In October there were 753 calls to 911 regarding homeless encampments, and those numbers dipped to 568 in November and 598 in December.
Rob Squire, president of Upper Downtown Neighborhood Association, said that organization was founded in August as a response to homeless issues not being abated, particularly around the Spire condominium building.
“Right now, it’s kind of a coalition and not one umbrella organization,” said Craig Arfsten, who has also been involved with the Citizens group. “What you’re seeing here is residents and business owners who want a voice at the table.”
Still, Arfsten wants police to have more involvement.
“If there is no enforcement, do you really think this problem goes away?” Arfsten said.
Denver has an urban camping ban ordinance in place that does not allow people to sleep overnight on public or private property, unless given the authority to do so. More than 80 percent of voters rejected a ballot initiative in 2019 that would have overturned the ordinance.
The city has done cleanups of homeless encampments for years, but the degree of enforcement can vary and many encampments remain in place for lengthy periods of time. The city is required to post notifications of cleanups at homeless encampments at least a week in advance, but only 48 hours in advance for sites deemed to be a health hazard.
That’s required by a settlement reached between Denver and Raymond Lyall and five other plaintiffs in 2019. Lyall and the other plaintiffs sued the city in federal court in 2016 over the cleanups, also called “sweeps” by homeless advocates, and a federal judge ruled in their favor in 2017.
Councilwoman Deborah Ortega, one of the City Council’s at-large members, said she spoke with the groups recently and hopes their efforts give homeless outreach workers and police more eyes on the problems.
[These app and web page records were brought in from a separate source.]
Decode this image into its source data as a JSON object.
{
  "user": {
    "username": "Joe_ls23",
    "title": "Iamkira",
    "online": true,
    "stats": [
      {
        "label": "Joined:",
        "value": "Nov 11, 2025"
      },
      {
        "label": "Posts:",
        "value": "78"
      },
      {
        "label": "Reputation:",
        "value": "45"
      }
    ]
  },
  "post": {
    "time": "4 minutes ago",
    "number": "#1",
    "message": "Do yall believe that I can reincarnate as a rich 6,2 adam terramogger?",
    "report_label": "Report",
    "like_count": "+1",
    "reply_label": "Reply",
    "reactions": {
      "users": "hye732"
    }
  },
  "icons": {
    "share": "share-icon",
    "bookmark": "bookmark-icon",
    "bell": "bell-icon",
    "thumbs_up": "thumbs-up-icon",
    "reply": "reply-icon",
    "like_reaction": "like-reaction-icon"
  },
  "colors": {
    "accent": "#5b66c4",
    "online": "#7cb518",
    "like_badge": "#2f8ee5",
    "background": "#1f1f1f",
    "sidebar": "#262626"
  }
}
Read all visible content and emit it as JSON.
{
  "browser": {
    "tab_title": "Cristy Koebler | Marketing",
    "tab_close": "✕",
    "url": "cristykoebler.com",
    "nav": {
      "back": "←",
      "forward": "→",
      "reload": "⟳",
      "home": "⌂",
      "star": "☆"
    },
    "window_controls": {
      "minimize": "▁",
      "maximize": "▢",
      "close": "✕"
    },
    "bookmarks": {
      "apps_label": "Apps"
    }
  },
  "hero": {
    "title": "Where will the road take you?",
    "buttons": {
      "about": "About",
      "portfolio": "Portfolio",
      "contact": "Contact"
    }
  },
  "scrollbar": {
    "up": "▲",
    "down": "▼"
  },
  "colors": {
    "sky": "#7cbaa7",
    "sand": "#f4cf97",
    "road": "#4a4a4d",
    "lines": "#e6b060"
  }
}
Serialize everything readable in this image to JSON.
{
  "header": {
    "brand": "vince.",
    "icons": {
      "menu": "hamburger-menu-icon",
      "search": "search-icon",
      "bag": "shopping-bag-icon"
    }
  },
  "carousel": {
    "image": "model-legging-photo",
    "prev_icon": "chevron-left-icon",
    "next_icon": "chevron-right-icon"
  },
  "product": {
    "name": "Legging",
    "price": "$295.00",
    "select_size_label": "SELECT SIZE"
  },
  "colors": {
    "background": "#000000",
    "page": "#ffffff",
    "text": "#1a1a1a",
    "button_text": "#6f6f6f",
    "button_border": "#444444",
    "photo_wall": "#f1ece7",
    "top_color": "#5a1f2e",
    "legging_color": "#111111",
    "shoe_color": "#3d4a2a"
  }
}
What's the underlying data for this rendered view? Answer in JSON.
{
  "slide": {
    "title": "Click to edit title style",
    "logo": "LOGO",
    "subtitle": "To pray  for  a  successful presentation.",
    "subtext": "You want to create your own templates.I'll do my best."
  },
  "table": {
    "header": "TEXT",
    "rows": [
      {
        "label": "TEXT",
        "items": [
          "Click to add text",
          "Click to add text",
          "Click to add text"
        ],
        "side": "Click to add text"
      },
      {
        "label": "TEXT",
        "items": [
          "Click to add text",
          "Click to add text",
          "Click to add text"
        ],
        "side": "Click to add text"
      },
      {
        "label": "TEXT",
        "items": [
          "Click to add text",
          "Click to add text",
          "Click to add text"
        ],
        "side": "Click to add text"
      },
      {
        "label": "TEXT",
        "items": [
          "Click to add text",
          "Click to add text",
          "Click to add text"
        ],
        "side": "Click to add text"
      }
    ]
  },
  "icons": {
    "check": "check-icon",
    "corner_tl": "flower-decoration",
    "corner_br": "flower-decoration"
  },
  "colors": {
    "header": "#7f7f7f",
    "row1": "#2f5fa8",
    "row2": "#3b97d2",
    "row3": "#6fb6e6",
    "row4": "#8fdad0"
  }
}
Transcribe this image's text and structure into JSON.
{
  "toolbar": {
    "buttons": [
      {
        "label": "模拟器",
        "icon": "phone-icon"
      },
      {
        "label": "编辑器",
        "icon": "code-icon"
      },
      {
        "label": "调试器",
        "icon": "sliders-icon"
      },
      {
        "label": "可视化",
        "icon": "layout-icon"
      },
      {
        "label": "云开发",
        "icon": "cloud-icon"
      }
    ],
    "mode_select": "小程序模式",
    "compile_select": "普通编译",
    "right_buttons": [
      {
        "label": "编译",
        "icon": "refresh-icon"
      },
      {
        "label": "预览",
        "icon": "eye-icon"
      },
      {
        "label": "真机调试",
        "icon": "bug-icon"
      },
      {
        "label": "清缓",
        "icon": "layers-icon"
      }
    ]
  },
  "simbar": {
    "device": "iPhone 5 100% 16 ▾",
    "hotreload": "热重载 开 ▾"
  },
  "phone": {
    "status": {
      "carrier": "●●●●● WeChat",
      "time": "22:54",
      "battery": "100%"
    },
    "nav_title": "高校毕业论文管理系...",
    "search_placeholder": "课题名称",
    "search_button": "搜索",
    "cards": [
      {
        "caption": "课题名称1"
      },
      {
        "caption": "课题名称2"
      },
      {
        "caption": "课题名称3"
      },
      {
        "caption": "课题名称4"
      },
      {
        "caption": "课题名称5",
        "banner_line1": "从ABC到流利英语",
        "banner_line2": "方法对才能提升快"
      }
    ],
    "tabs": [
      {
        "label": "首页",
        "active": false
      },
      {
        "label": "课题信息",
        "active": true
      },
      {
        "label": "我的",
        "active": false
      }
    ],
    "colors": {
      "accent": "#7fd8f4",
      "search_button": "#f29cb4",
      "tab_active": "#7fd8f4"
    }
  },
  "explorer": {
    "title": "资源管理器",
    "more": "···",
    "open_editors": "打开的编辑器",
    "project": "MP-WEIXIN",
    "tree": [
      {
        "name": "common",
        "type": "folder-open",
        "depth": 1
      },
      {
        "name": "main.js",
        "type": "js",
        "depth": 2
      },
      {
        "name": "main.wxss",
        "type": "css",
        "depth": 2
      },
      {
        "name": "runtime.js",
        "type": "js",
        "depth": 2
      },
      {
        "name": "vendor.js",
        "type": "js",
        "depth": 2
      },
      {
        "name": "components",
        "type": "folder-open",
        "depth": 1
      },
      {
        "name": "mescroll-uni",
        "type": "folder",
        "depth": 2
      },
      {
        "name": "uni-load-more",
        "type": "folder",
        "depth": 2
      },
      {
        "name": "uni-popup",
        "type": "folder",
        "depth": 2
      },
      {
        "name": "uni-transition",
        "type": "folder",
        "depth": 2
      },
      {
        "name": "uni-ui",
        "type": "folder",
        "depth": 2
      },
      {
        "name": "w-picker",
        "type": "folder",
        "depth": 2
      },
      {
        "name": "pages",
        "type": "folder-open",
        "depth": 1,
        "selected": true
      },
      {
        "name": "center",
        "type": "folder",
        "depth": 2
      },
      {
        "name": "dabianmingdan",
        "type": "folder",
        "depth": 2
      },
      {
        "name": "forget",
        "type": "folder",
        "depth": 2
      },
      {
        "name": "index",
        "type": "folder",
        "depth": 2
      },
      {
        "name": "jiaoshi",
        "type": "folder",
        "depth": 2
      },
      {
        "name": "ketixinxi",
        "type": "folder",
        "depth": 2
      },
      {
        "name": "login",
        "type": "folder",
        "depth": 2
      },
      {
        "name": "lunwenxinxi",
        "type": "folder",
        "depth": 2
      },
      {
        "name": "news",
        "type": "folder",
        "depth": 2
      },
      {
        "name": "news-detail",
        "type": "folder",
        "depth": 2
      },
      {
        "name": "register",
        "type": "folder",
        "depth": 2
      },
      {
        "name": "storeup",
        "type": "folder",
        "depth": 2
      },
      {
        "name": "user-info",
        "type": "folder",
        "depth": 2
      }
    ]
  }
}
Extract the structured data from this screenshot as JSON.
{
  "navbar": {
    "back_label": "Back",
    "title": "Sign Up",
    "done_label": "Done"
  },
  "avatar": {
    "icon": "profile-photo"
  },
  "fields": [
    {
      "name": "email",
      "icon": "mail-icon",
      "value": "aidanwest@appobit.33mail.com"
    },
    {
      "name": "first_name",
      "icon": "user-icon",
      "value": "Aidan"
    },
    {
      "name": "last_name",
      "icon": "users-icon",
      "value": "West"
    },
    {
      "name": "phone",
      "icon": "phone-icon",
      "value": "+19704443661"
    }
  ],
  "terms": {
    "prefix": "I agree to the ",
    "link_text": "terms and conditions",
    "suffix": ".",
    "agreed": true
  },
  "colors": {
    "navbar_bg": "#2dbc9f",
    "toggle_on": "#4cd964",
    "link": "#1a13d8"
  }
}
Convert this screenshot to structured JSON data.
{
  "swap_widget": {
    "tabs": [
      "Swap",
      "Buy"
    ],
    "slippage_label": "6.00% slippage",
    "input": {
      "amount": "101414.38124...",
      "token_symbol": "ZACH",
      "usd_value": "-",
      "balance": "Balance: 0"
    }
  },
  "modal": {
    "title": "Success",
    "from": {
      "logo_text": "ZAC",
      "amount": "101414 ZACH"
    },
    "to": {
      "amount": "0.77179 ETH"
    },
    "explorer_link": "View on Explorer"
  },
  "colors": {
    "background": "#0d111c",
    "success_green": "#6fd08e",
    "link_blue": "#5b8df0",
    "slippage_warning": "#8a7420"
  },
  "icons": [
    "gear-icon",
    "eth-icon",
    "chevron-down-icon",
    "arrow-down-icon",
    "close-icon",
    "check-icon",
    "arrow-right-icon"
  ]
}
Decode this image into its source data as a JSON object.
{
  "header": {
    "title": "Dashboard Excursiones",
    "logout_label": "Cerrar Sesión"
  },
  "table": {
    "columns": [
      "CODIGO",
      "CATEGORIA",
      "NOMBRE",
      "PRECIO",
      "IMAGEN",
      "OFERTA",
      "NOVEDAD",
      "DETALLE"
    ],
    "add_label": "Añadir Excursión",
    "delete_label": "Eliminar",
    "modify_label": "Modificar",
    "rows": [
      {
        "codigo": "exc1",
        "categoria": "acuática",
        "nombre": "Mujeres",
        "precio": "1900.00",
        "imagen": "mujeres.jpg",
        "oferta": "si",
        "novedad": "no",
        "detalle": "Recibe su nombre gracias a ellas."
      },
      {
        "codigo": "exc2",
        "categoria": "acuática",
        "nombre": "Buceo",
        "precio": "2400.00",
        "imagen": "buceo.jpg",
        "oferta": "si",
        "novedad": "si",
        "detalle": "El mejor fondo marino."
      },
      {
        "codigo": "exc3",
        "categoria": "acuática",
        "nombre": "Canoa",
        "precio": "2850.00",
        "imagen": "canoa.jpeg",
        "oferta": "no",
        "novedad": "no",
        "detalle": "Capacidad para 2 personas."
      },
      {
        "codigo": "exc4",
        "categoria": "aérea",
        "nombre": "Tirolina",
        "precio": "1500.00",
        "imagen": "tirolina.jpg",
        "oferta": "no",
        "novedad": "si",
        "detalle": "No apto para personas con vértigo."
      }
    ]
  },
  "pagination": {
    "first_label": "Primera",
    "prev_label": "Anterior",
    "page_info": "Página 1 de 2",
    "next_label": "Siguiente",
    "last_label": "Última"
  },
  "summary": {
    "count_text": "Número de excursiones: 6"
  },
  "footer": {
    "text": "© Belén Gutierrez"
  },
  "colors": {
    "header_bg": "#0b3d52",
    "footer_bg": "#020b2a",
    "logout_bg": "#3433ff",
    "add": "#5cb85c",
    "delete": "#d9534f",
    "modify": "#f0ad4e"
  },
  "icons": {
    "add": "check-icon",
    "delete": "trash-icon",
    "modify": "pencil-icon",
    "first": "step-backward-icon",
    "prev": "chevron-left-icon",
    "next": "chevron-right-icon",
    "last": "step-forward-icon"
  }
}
“I shared with them, like any neighborhood that has a problem, the squeaky wheel gets the grease,” Ortega said. “They need to be organized and vocal, and they are starting to see some impact. Right now, it’s a cat and mouse game, and until we have places where people can go and deal with their addictions, it’s going to continue to be (just that).”
Ortega said until there is an adequate system to treat drug addiction, the city will continue to see more homeless people. She also said preventing people from becoming homeless in the first place is critical.
“I really appreciate the work they’re doing because I do think it gets greater … attention on the problems,” she said. “It helps the city home in on where these folks are, get the outreach workers out there and get them services.”
The Safe Clean and Compassionate Committee started with several homeowners in the Coloradan building by Union Station, co-chair Lori Greenly said.
“We’re trying to educate our neighbors and take a compassionate approach,” she said. “A lot of our neighbors are at the point of frustration overload. We really need this to be a citywide mission.”